*** Opening Data for processing ***

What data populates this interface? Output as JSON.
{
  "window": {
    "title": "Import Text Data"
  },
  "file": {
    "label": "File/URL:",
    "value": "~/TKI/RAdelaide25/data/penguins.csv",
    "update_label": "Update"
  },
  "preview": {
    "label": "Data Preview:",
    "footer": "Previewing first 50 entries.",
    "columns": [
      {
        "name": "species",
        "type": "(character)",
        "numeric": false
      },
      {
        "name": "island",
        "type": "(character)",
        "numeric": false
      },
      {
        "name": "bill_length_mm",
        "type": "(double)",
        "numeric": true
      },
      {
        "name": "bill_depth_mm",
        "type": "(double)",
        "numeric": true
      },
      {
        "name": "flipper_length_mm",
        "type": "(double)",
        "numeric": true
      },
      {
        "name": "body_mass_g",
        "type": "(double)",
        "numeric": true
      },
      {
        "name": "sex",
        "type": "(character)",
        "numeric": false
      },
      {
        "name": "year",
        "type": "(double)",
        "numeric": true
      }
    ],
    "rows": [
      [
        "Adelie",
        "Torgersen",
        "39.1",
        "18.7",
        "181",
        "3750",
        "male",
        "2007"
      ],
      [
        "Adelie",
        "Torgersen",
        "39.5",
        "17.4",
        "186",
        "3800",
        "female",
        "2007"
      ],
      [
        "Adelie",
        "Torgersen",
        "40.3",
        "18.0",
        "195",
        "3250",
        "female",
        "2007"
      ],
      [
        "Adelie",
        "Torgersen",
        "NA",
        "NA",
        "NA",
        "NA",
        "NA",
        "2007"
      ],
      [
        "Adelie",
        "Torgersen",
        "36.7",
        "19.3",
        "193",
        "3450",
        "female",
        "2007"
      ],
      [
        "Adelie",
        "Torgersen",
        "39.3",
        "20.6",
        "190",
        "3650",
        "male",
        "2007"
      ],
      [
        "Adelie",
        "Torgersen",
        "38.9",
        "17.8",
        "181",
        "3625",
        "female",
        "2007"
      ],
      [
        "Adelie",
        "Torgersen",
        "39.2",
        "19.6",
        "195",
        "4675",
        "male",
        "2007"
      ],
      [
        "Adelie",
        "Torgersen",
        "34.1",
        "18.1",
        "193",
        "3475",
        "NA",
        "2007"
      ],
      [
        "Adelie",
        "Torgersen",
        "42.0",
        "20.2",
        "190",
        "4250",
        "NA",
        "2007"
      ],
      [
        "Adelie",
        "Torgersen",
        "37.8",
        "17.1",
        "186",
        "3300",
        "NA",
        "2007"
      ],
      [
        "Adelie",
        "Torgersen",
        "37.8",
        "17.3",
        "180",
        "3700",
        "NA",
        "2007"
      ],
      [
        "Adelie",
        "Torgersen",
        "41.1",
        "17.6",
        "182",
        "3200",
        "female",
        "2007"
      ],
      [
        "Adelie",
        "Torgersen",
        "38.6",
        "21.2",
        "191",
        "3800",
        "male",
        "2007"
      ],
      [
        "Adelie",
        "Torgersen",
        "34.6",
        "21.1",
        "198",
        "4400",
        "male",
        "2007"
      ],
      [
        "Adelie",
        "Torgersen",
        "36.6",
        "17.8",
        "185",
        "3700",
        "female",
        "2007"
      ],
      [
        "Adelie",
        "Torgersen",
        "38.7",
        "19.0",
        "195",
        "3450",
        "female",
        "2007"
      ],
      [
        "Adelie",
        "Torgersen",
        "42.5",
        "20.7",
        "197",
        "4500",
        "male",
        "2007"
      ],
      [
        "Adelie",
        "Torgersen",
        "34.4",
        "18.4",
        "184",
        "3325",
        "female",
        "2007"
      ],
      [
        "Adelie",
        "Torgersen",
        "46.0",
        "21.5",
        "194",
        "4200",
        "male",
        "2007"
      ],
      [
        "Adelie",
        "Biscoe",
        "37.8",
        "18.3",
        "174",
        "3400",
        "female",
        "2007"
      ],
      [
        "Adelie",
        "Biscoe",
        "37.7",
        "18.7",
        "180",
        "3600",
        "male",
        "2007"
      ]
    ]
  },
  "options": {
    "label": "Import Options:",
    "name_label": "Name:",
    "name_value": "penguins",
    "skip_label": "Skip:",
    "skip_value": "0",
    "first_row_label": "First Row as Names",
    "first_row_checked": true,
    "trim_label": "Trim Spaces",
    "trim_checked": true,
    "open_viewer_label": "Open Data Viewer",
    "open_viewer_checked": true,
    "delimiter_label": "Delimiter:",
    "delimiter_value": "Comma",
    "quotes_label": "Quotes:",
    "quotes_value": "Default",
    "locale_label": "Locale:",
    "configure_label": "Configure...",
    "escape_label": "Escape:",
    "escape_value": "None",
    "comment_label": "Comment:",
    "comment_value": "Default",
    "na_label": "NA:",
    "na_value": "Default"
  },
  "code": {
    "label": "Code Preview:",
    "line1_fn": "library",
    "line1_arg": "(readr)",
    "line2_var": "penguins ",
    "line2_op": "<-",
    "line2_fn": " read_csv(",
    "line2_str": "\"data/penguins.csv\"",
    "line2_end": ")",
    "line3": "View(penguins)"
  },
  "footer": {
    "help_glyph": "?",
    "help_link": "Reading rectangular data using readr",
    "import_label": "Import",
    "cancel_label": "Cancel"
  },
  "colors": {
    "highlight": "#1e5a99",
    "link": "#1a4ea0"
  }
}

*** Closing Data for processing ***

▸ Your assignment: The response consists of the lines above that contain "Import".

▸ Worked solution:
    "title": "Import Text Data"
    "label": "Import Options:",
    "import_label": "Import",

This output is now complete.